--- MATERIAL FOR THIS EXERCISE Enclosed Below ---
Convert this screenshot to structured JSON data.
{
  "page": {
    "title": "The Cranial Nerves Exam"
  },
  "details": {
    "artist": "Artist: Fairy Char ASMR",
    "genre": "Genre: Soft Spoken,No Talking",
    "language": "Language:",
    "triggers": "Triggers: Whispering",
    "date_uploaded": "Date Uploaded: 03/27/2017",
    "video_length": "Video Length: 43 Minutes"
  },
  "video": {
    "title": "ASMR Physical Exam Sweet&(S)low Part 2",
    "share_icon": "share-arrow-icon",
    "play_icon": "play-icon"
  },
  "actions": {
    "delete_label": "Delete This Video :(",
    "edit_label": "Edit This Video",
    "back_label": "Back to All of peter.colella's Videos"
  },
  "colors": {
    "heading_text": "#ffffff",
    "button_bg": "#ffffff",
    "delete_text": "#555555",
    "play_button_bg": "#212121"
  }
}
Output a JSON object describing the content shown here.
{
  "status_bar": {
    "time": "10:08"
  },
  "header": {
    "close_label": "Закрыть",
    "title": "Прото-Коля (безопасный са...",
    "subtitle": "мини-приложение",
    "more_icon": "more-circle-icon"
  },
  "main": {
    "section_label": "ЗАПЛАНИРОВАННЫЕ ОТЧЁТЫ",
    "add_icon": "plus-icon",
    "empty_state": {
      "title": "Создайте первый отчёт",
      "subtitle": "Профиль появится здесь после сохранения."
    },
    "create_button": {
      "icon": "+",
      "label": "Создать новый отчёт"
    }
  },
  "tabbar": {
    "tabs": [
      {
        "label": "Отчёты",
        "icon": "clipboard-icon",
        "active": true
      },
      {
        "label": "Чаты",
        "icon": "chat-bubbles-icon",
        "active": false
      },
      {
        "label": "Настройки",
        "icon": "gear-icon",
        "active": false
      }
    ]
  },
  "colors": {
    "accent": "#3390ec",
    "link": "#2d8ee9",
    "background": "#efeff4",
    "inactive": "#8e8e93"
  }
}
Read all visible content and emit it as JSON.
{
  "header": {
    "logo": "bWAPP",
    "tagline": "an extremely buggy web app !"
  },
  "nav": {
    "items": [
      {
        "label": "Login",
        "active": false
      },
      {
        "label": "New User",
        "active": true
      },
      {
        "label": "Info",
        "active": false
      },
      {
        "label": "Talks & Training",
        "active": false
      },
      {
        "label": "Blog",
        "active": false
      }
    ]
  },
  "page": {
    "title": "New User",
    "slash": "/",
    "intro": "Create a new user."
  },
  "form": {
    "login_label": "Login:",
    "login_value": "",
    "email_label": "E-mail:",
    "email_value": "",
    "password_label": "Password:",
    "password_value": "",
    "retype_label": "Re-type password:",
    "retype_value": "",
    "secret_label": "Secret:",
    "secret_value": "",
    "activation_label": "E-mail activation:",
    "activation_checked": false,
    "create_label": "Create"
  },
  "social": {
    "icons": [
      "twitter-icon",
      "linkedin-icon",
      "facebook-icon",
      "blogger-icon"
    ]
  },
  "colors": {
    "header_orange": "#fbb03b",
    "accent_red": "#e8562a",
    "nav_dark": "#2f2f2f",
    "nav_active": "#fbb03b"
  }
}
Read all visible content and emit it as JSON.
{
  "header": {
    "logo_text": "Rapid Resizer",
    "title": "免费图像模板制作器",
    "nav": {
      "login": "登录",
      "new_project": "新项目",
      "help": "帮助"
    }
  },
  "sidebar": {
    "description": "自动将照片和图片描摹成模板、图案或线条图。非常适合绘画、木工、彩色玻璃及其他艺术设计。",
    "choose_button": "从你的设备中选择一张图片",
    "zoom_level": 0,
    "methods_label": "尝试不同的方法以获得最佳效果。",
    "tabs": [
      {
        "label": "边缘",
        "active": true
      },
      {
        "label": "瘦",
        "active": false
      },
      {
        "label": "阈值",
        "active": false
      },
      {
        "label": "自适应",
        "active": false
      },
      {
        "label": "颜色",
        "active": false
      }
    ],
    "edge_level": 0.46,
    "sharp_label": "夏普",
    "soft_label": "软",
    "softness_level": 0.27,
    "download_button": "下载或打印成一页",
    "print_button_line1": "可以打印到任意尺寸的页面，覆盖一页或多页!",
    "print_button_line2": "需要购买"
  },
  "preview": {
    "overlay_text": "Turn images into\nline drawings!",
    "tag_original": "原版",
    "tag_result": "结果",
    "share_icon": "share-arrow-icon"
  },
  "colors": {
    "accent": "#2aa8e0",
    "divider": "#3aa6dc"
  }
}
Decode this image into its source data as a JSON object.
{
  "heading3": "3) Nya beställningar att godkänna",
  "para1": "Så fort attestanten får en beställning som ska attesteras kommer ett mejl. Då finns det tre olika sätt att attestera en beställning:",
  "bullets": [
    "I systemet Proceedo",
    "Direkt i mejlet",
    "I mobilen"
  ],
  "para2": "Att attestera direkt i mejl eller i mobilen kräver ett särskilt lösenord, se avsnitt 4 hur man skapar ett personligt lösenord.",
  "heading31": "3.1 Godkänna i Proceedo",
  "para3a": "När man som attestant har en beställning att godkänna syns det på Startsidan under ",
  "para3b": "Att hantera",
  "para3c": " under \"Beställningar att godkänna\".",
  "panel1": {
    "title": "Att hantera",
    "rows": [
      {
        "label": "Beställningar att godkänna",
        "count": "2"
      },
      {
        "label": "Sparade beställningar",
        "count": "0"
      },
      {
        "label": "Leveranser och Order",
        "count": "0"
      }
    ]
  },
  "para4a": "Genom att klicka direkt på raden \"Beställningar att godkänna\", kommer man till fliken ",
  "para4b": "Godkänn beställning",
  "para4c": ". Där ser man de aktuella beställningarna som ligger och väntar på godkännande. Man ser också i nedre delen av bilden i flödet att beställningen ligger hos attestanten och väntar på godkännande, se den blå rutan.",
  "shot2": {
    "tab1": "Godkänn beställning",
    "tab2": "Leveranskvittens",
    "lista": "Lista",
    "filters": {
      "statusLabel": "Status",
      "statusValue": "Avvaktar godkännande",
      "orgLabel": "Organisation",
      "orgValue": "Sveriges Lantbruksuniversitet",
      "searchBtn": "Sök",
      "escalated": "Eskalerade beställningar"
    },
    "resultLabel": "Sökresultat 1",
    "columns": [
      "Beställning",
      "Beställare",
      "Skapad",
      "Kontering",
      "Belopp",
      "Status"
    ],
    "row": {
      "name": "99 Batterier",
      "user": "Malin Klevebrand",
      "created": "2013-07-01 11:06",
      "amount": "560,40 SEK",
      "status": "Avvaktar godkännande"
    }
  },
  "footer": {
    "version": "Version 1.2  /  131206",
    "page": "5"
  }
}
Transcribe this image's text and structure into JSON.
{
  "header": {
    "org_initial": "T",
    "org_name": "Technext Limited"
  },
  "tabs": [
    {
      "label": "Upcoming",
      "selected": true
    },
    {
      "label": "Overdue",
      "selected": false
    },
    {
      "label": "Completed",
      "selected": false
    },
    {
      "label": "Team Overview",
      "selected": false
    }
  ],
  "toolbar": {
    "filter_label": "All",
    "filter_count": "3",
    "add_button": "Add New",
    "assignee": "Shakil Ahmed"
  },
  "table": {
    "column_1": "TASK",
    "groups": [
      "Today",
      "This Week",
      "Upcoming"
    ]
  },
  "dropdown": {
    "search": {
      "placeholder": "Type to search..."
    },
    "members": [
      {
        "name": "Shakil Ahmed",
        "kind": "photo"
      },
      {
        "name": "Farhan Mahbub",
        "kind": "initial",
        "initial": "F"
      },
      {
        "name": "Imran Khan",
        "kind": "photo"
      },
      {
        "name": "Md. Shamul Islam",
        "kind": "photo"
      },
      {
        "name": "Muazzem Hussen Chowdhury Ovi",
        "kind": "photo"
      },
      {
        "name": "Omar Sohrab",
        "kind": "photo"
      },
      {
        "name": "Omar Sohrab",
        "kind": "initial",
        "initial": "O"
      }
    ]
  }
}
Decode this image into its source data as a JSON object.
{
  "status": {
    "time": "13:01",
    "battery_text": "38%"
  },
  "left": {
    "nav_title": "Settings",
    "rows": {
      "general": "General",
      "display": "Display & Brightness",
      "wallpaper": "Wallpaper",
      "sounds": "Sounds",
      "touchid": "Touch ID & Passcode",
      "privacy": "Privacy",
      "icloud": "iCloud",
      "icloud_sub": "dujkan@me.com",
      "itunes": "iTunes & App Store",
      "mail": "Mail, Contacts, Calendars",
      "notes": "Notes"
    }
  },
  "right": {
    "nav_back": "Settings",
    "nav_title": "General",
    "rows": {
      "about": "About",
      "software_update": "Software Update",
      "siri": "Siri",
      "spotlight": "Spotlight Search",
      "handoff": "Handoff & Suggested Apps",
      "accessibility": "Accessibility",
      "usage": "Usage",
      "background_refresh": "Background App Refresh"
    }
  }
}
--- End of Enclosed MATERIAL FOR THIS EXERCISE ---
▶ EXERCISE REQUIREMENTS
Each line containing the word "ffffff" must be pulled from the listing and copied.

▶ EXERCISE ANSWER
    "heading_text": "#ffffff",
    "button_bg": "#ffffff",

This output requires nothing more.